Bundle & Save:
Topaz JPEG to RAW AI is included in the Topaz Utility Bundle which I recommend every photographer has as part of their editing kit. You could purchase each of these products; Topaz JPEG to RAW AI, Topaz Denoise AI v2.0, Topaz Sharpen AI and Topaz Gigapixel AI separately but you’ll save some cash by purchasing them through Topaz’s Utility Bundle. Trust me, you’ll want them all eventually so you might as well pay a little extra upfront to save a lot on the back end.
Windows: Windows 7, 8, 10 (64-bit only)
*As of Jan 14, 2020, Microsoft has ended its support for Windows 7.
Mac: macOS version 10.12 (Sierra) and above
Topaz Labs currently do not support Linux-based operating systems.
RAM – Minimum 8GB, Recommended 16GB, Optimal 32GB

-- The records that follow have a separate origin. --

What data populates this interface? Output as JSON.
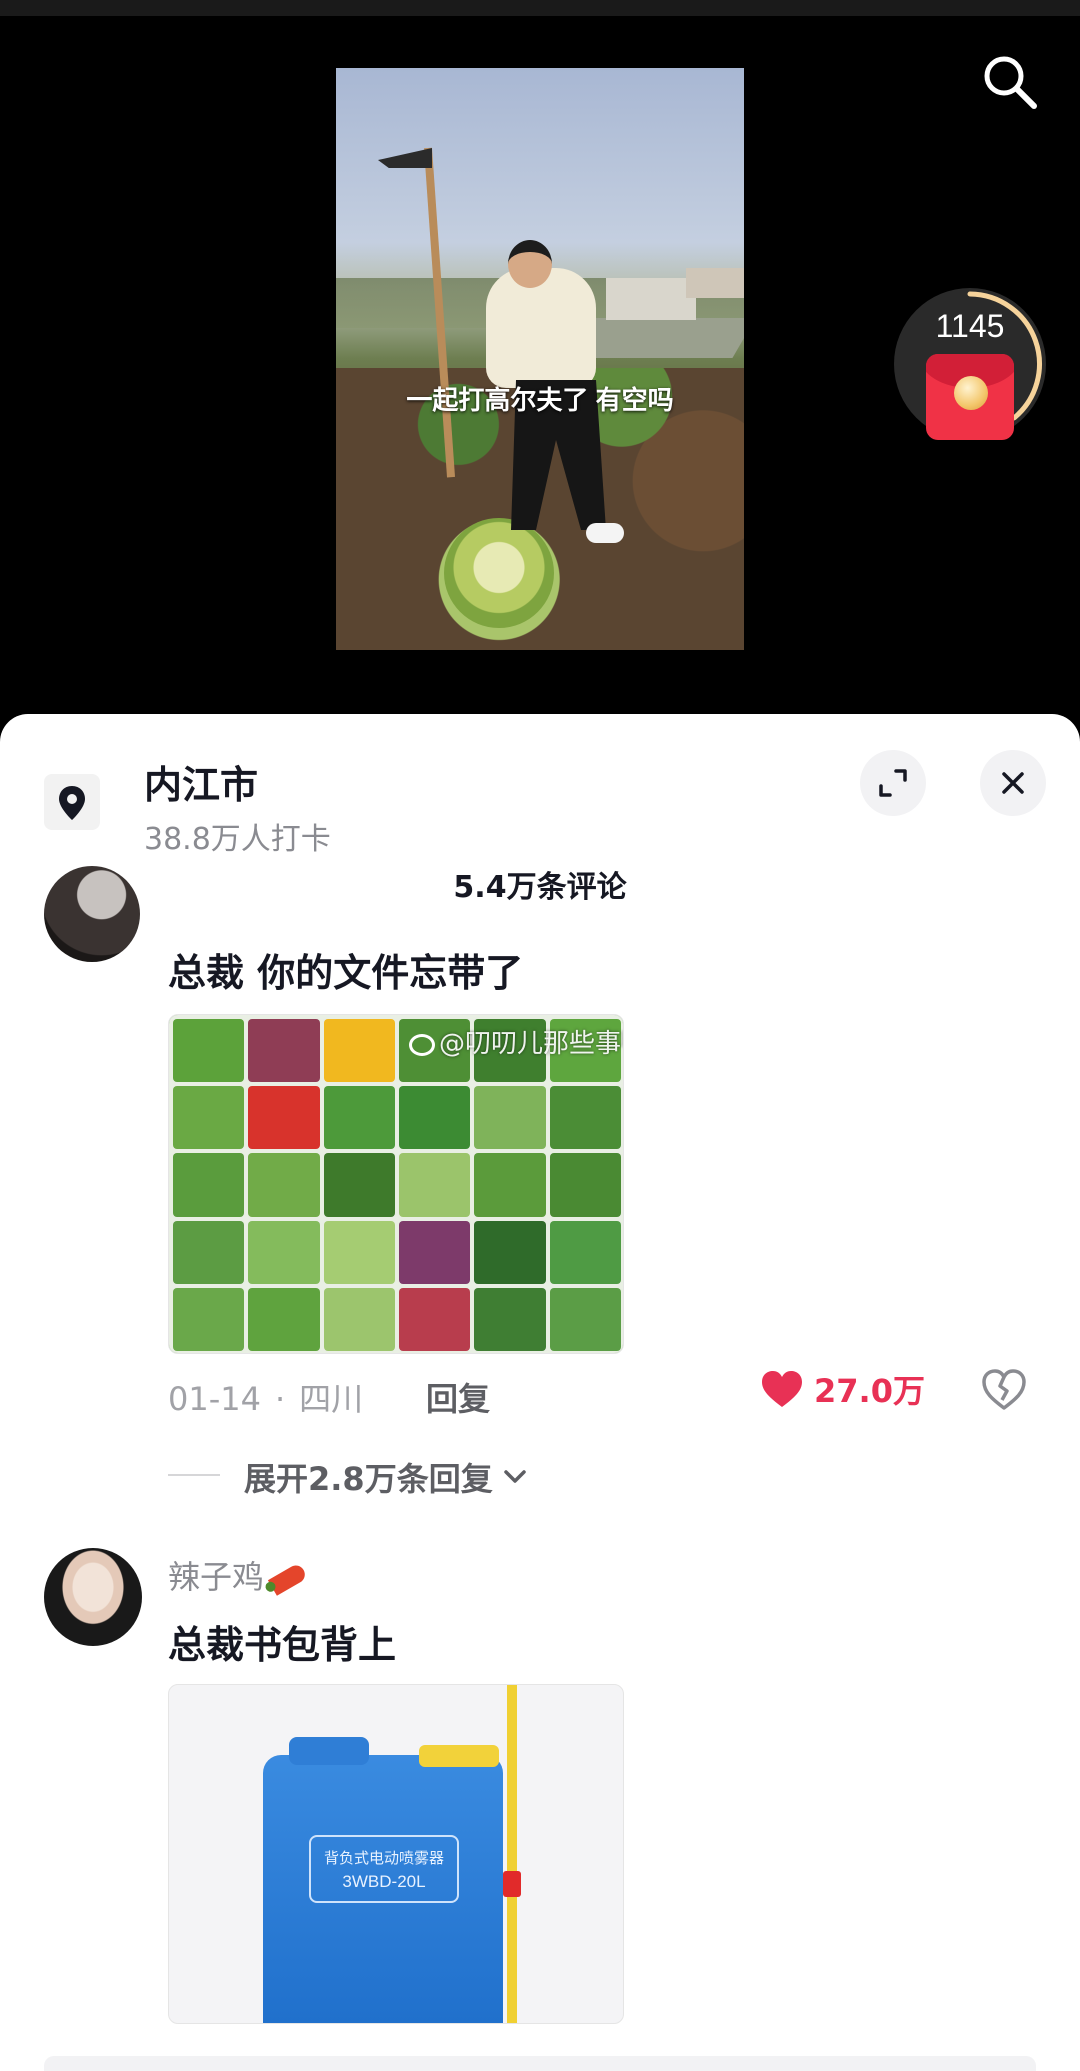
{
  "video": {
    "caption": "一起打高尔夫了 有空吗",
    "red_packet_count": "1145"
  },
  "location": {
    "title": "内江市",
    "checkins": "38.8万人打卡"
  },
  "comments_header": "5.4万条评论",
  "comments": [
    {
      "text": "总裁 你的文件忘带了",
      "image_watermark": "@叨叨儿那些事鸭",
      "date": "01-14",
      "region": "四川",
      "reply_label": "回复",
      "likes": "27.0万",
      "expand_replies": "展开2.8万条回复"
    },
    {
      "username": "辣子鸡",
      "text": "总裁书包背上",
      "image_label_line1": "背负式电动喷雾器",
      "image_label_line2": "3WBD-20L"
    }
  ],
  "icons": {
    "search": "search-icon",
    "location": "location-pin-icon",
    "expand": "expand-icon",
    "close": "close-icon",
    "like": "heart-icon",
    "dislike": "broken-heart-icon",
    "chevron": "chevron-down-icon"
  },
  "colors": {
    "like": "#e83155",
    "red_packet": "#f03246"
  }
}
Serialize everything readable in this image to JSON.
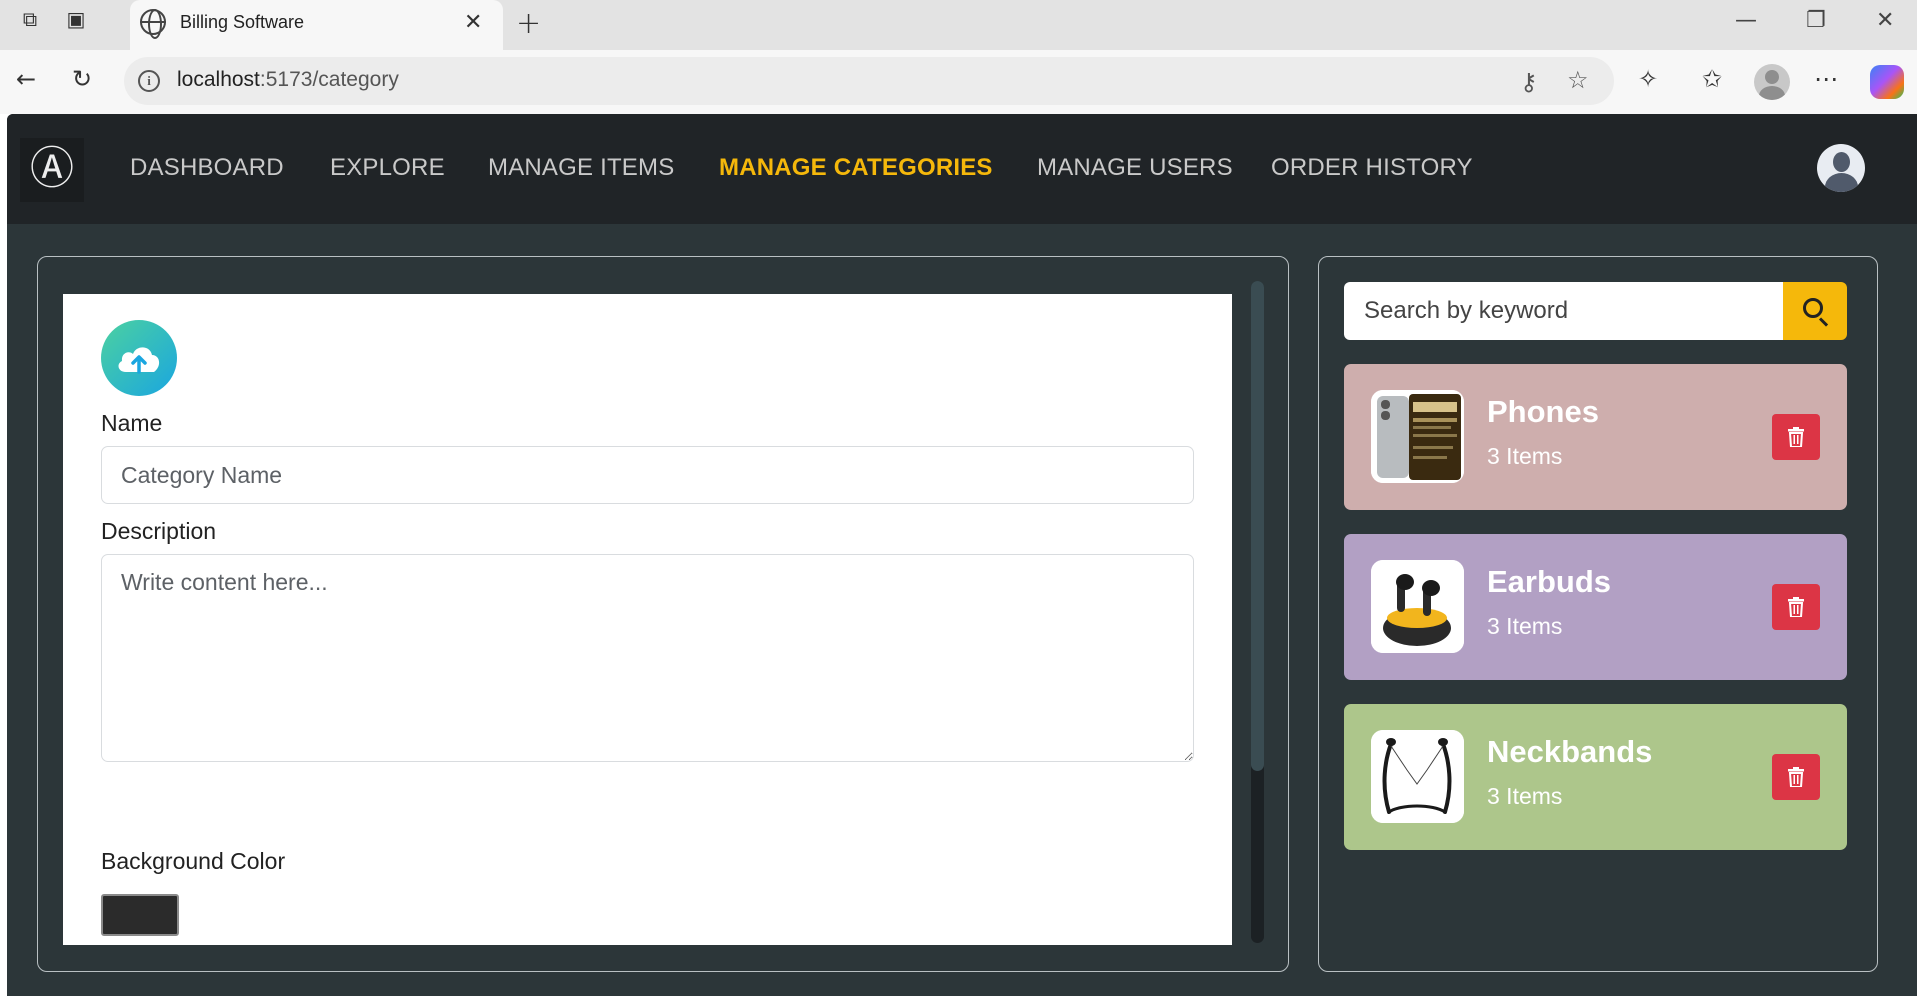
{
  "browser": {
    "tab_title": "Billing Software",
    "url_host": "localhost",
    "url_path": ":5173/category"
  },
  "nav": {
    "items": [
      {
        "label": "DASHBOARD",
        "active": false
      },
      {
        "label": "EXPLORE",
        "active": false
      },
      {
        "label": "MANAGE ITEMS",
        "active": false
      },
      {
        "label": "MANAGE CATEGORIES",
        "active": true
      },
      {
        "label": "MANAGE USERS",
        "active": false
      },
      {
        "label": "ORDER HISTORY",
        "active": false
      }
    ]
  },
  "form": {
    "name_label": "Name",
    "name_placeholder": "Category Name",
    "name_value": "",
    "description_label": "Description",
    "description_placeholder": "Write content here...",
    "description_value": "",
    "bg_color_label": "Background Color",
    "bg_color_value": "#2b2b2b"
  },
  "search": {
    "placeholder": "Search by keyword",
    "value": ""
  },
  "categories": [
    {
      "name": "Phones",
      "count": "3 Items",
      "bg_color": "#ceaead"
    },
    {
      "name": "Earbuds",
      "count": "3 Items",
      "bg_color": "#b2a0c4"
    },
    {
      "name": "Neckbands",
      "count": "3 Items",
      "bg_color": "#adc68b"
    }
  ],
  "theme": {
    "accent": "#f5b80b",
    "app_bg": "#2c3639",
    "navbar_bg": "#202427",
    "danger": "#dc3545"
  },
  "icons": {
    "logo": "anarchy-logo",
    "upload": "cloud-upload-icon",
    "search": "search-icon",
    "delete": "trash-icon"
  }
}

A monitor that outputs at a resolution of at least 1024 x 768 is recommended.
CPU and GPU Requirements
For peak performance your system’s graphic drivers need to be fully up to date, which you can accomplish by following this guide that Topaz Labs put together for you. Updating your GPU
All Topaz Labs products also require OpenGL version 3.3 or later.
A note on openVINO: Topaz Labs products support Intel’s openVINO toolset for high-speed CPU-based rendering. If you are currently using an Intel CPU, you can enable openVINO in the Preferences menu of any Topaz product.
- Minimum: Requirements for application to function, users should expect slow performance, large files may cause crashing
- Recommended: Users should experience no performance issues, though slowness may occur with large files
- Optimal: Users should not experience any performance issues
Topaz Labs does not support Intel HD Graphics 4600 or lower.
Topaz Sharpen AI has become an integral part of my workflow for image sharpening. If you are cropping in on subjects or performing large print jobs then having sharp images matters and Topaz Sharpen AI should be in your toolkit. And now with the addition of the selective adjustments feature image sharpening just got a whole lot better for wildlife photographers.
Magic however does have its limitations, Topaz Labs claims that Sharpen AI can correct up to 10 pixels of defocus so if you have images where you have minor camera shake and only slightly out of focus images give Sharpen AI a try before you hit the delete key and blow away the next front cover image of National Geographic.
Topaz Labs does offer a free 30-day trial and you can follow this link to go to Topaz Sharpen AI directly. Bonus: If you decide to buy you can use Coupon Code coolwildlife15 to receive an automatic 15% discount off your purchase.
Please note: The previous version of Sharpen AI will still be installed on your computer, so you will see two versions of Sharpen AI on your machine after installing the new version. The choice is yours to remove the old version or leave it on your machine.